→ EXERCISE DIRECTIONS: Please give the count of lines below with the string "conversion" in them, and no other words.

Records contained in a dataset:
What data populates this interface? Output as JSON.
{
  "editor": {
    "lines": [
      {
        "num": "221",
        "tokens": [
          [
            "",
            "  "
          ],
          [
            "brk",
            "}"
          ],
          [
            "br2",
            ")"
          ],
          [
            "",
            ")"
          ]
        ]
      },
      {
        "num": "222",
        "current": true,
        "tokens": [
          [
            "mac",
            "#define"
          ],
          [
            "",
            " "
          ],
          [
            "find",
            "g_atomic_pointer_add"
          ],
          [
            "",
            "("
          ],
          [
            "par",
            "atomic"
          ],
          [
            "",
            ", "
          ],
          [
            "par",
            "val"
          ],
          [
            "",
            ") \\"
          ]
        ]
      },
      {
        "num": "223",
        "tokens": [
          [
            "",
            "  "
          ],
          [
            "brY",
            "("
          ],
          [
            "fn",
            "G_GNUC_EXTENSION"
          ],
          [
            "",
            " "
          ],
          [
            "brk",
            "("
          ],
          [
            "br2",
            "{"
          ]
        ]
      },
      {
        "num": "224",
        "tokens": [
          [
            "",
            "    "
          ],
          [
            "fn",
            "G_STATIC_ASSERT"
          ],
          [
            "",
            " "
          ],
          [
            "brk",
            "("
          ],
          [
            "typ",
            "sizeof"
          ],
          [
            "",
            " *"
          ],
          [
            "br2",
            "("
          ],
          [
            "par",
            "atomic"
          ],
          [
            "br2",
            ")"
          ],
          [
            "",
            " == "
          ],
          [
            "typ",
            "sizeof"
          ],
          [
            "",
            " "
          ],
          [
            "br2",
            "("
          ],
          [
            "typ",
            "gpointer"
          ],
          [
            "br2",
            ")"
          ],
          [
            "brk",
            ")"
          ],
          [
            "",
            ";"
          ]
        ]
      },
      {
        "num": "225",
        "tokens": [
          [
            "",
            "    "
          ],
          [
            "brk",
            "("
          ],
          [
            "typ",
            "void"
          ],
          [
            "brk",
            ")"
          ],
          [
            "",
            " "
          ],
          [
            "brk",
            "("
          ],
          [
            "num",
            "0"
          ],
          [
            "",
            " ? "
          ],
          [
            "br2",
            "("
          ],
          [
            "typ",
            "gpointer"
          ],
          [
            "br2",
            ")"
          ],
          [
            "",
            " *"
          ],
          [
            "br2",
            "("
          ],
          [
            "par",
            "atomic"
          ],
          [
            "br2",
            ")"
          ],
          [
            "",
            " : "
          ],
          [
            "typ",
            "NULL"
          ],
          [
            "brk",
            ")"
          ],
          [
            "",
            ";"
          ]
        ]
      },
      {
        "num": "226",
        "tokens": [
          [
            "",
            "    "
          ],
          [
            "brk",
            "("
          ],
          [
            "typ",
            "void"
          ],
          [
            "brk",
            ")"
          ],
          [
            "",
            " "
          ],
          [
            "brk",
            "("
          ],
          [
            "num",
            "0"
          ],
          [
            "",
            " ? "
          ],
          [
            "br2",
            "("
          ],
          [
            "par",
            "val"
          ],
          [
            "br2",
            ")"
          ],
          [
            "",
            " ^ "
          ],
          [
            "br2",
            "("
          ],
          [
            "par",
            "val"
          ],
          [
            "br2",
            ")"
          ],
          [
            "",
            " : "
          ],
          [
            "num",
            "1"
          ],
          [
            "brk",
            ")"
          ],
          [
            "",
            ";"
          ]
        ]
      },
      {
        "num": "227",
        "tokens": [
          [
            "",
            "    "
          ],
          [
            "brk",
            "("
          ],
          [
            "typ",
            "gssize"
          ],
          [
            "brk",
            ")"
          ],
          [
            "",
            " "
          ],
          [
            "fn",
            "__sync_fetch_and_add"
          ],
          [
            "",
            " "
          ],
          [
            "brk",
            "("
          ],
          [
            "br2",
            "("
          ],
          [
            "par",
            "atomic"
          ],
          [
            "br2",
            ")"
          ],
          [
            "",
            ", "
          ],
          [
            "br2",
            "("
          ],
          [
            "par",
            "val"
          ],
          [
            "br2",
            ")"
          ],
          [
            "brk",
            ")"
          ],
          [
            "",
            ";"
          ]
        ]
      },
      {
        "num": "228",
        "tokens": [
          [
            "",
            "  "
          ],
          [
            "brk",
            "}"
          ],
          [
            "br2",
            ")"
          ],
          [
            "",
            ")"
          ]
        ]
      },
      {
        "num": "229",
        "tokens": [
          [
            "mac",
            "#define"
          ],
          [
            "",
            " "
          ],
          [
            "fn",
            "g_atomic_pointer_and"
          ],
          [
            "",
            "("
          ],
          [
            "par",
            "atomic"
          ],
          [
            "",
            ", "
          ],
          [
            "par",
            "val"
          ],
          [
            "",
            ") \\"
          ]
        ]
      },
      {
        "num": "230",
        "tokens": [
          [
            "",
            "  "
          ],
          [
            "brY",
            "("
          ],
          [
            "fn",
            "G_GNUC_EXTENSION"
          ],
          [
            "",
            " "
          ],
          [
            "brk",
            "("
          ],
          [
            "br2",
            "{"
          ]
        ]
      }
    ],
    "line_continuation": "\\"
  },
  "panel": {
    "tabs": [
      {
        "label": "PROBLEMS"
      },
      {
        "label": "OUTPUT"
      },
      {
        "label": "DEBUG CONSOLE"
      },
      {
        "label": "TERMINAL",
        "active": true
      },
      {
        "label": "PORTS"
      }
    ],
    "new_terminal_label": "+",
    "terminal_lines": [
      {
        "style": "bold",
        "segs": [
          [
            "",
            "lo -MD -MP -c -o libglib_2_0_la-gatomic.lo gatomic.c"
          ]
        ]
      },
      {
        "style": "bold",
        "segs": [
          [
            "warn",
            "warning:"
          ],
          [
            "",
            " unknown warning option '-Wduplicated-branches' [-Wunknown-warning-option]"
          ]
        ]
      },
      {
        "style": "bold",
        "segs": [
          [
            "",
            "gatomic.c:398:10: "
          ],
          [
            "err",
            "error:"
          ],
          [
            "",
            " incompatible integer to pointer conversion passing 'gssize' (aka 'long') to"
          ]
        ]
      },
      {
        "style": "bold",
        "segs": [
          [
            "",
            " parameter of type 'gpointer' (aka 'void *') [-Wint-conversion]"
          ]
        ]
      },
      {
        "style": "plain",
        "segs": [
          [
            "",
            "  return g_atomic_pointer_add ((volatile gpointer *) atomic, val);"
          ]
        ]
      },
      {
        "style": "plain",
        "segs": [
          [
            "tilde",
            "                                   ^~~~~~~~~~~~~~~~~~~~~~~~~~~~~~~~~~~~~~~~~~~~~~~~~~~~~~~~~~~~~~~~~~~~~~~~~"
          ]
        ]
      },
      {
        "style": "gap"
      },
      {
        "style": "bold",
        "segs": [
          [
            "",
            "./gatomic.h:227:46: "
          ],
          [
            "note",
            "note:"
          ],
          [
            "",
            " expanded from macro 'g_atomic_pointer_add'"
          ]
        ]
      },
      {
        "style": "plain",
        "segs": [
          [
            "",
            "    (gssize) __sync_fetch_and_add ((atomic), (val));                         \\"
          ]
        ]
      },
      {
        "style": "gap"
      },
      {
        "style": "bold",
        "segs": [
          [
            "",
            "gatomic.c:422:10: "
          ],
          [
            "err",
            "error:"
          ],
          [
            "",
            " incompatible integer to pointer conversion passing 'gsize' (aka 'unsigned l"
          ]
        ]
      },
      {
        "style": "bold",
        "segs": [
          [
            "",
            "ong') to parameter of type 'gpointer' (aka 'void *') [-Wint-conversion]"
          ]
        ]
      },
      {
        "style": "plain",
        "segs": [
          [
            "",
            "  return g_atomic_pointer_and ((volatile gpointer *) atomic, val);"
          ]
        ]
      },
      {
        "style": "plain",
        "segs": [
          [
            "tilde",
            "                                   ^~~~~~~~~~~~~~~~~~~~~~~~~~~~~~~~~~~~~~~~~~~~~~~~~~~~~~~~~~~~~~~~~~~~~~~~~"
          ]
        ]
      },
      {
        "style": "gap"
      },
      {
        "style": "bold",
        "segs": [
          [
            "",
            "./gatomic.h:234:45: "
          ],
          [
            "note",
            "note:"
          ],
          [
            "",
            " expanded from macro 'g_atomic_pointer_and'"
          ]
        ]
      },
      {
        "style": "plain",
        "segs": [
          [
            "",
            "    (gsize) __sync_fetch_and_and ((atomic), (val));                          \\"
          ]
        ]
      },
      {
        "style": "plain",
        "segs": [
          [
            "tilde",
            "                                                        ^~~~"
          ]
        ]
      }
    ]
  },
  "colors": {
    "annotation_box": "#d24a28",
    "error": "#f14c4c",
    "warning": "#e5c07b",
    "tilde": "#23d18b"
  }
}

→ WRITTEN SOLUTION: 4